I think nearly every traveler feels the urge of The Place Just Beyond. I try not to succumb to the temptation to waste my time in Place A running over to Place B, just because it’s further or–my personal peeve–just to “say” you’ve been there. I always wonder who exactly I’m supposed to “say” that to, and who the heck would care. Still, I can be as weak as the next person and ever since we’d planned this trip to Montenegro and I’d realized how close Albania was, I’d been tempted to make a dreaded “toe touch” run. I know, I know: Shame on me!

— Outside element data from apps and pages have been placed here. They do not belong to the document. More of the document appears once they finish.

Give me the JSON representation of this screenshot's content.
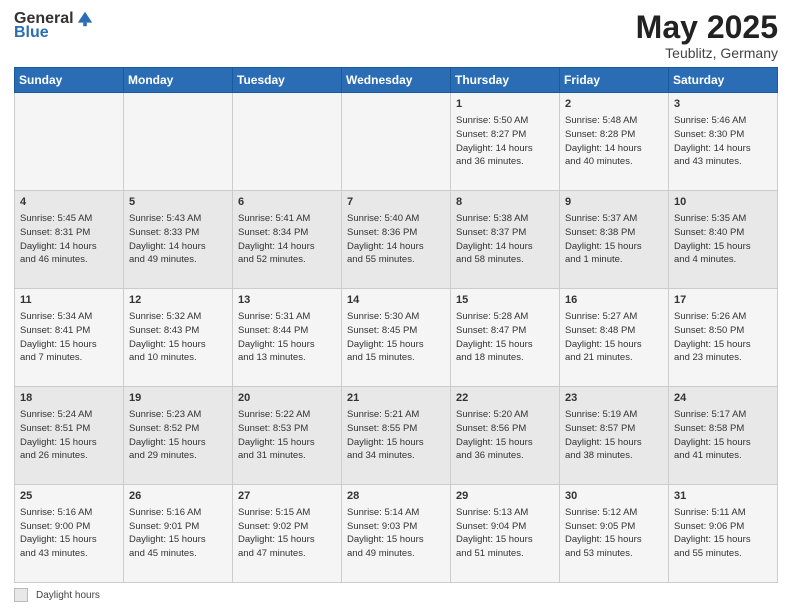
{
  "header": {
    "logo_general": "General",
    "logo_blue": "Blue",
    "title": "May 2025",
    "location": "Teublitz, Germany"
  },
  "days_of_week": [
    "Sunday",
    "Monday",
    "Tuesday",
    "Wednesday",
    "Thursday",
    "Friday",
    "Saturday"
  ],
  "weeks": [
    [
      {
        "day": "",
        "info": ""
      },
      {
        "day": "",
        "info": ""
      },
      {
        "day": "",
        "info": ""
      },
      {
        "day": "",
        "info": ""
      },
      {
        "day": "1",
        "info": "Sunrise: 5:50 AM\nSunset: 8:27 PM\nDaylight: 14 hours\nand 36 minutes."
      },
      {
        "day": "2",
        "info": "Sunrise: 5:48 AM\nSunset: 8:28 PM\nDaylight: 14 hours\nand 40 minutes."
      },
      {
        "day": "3",
        "info": "Sunrise: 5:46 AM\nSunset: 8:30 PM\nDaylight: 14 hours\nand 43 minutes."
      }
    ],
    [
      {
        "day": "4",
        "info": "Sunrise: 5:45 AM\nSunset: 8:31 PM\nDaylight: 14 hours\nand 46 minutes."
      },
      {
        "day": "5",
        "info": "Sunrise: 5:43 AM\nSunset: 8:33 PM\nDaylight: 14 hours\nand 49 minutes."
      },
      {
        "day": "6",
        "info": "Sunrise: 5:41 AM\nSunset: 8:34 PM\nDaylight: 14 hours\nand 52 minutes."
      },
      {
        "day": "7",
        "info": "Sunrise: 5:40 AM\nSunset: 8:36 PM\nDaylight: 14 hours\nand 55 minutes."
      },
      {
        "day": "8",
        "info": "Sunrise: 5:38 AM\nSunset: 8:37 PM\nDaylight: 14 hours\nand 58 minutes."
      },
      {
        "day": "9",
        "info": "Sunrise: 5:37 AM\nSunset: 8:38 PM\nDaylight: 15 hours\nand 1 minute."
      },
      {
        "day": "10",
        "info": "Sunrise: 5:35 AM\nSunset: 8:40 PM\nDaylight: 15 hours\nand 4 minutes."
      }
    ],
    [
      {
        "day": "11",
        "info": "Sunrise: 5:34 AM\nSunset: 8:41 PM\nDaylight: 15 hours\nand 7 minutes."
      },
      {
        "day": "12",
        "info": "Sunrise: 5:32 AM\nSunset: 8:43 PM\nDaylight: 15 hours\nand 10 minutes."
      },
      {
        "day": "13",
        "info": "Sunrise: 5:31 AM\nSunset: 8:44 PM\nDaylight: 15 hours\nand 13 minutes."
      },
      {
        "day": "14",
        "info": "Sunrise: 5:30 AM\nSunset: 8:45 PM\nDaylight: 15 hours\nand 15 minutes."
      },
      {
        "day": "15",
        "info": "Sunrise: 5:28 AM\nSunset: 8:47 PM\nDaylight: 15 hours\nand 18 minutes."
      },
      {
        "day": "16",
        "info": "Sunrise: 5:27 AM\nSunset: 8:48 PM\nDaylight: 15 hours\nand 21 minutes."
      },
      {
        "day": "17",
        "info": "Sunrise: 5:26 AM\nSunset: 8:50 PM\nDaylight: 15 hours\nand 23 minutes."
      }
    ],
    [
      {
        "day": "18",
        "info": "Sunrise: 5:24 AM\nSunset: 8:51 PM\nDaylight: 15 hours\nand 26 minutes."
      },
      {
        "day": "19",
        "info": "Sunrise: 5:23 AM\nSunset: 8:52 PM\nDaylight: 15 hours\nand 29 minutes."
      },
      {
        "day": "20",
        "info": "Sunrise: 5:22 AM\nSunset: 8:53 PM\nDaylight: 15 hours\nand 31 minutes."
      },
      {
        "day": "21",
        "info": "Sunrise: 5:21 AM\nSunset: 8:55 PM\nDaylight: 15 hours\nand 34 minutes."
      },
      {
        "day": "22",
        "info": "Sunrise: 5:20 AM\nSunset: 8:56 PM\nDaylight: 15 hours\nand 36 minutes."
      },
      {
        "day": "23",
        "info": "Sunrise: 5:19 AM\nSunset: 8:57 PM\nDaylight: 15 hours\nand 38 minutes."
      },
      {
        "day": "24",
        "info": "Sunrise: 5:17 AM\nSunset: 8:58 PM\nDaylight: 15 hours\nand 41 minutes."
      }
    ],
    [
      {
        "day": "25",
        "info": "Sunrise: 5:16 AM\nSunset: 9:00 PM\nDaylight: 15 hours\nand 43 minutes."
      },
      {
        "day": "26",
        "info": "Sunrise: 5:16 AM\nSunset: 9:01 PM\nDaylight: 15 hours\nand 45 minutes."
      },
      {
        "day": "27",
        "info": "Sunrise: 5:15 AM\nSunset: 9:02 PM\nDaylight: 15 hours\nand 47 minutes."
      },
      {
        "day": "28",
        "info": "Sunrise: 5:14 AM\nSunset: 9:03 PM\nDaylight: 15 hours\nand 49 minutes."
      },
      {
        "day": "29",
        "info": "Sunrise: 5:13 AM\nSunset: 9:04 PM\nDaylight: 15 hours\nand 51 minutes."
      },
      {
        "day": "30",
        "info": "Sunrise: 5:12 AM\nSunset: 9:05 PM\nDaylight: 15 hours\nand 53 minutes."
      },
      {
        "day": "31",
        "info": "Sunrise: 5:11 AM\nSunset: 9:06 PM\nDaylight: 15 hours\nand 55 minutes."
      }
    ]
  ],
  "legend": {
    "box_label": "Daylight hours"
  }
}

Kotor turned out to be everything I’d hoped: beautiful, friendly, and a great base to explore. We spent the morning of our first full day in Kotor hiking to the top of Kotor’s St. John Fortress. Two access points from the old town to the path up are manned buy locals who exact a fee of around €3pp. Steep stairs and rough, cobblestone paths make the ascent easier than mountaineering, but it’s still 87 stories-worth of climbing! The fortress is entirely in ruins, with occasional small shrines and a little church along the climb and a surprising wealth of wild purple irises and bright yellow wildflowers covering the rocky terrain. We thoroughly enjoyed the climb, but were told it could be hot and crowded in the summer. Thankfully, we had neither of those problems.
I’d wanted to visit Montenegro when my boys and I had been in Dubrovnik back in 2003. It was so close!…but I’d decided against making what, in essence, would have been little more than a toe-touch in the country. Now, finally, I was going back and we had 5 nights in Kotor to explore this mountainous country. I was thrilled.
The getting there from Belgrade was both easy and fun. Pre-boarding, we enjoyed the amenities of the airport Business Club courtesy of our Priority Pass membership (an AmEx Platinum perk). Once aloft, we flew over the rugged mountains I’d originally thought of crossing by train, enjoying the views…and convinced we’d made the right decision to skip the train. The Air Serbia flight between Belgrade and Tivat, Montenegro, was barely more than an hour and as pleasant and efficient as our Ljubljana to Belgrade flight had been (with yet another “$0” free meal). Eventually, the mountains gave way, but only somewhat, to a spectacular Adriatic coastline.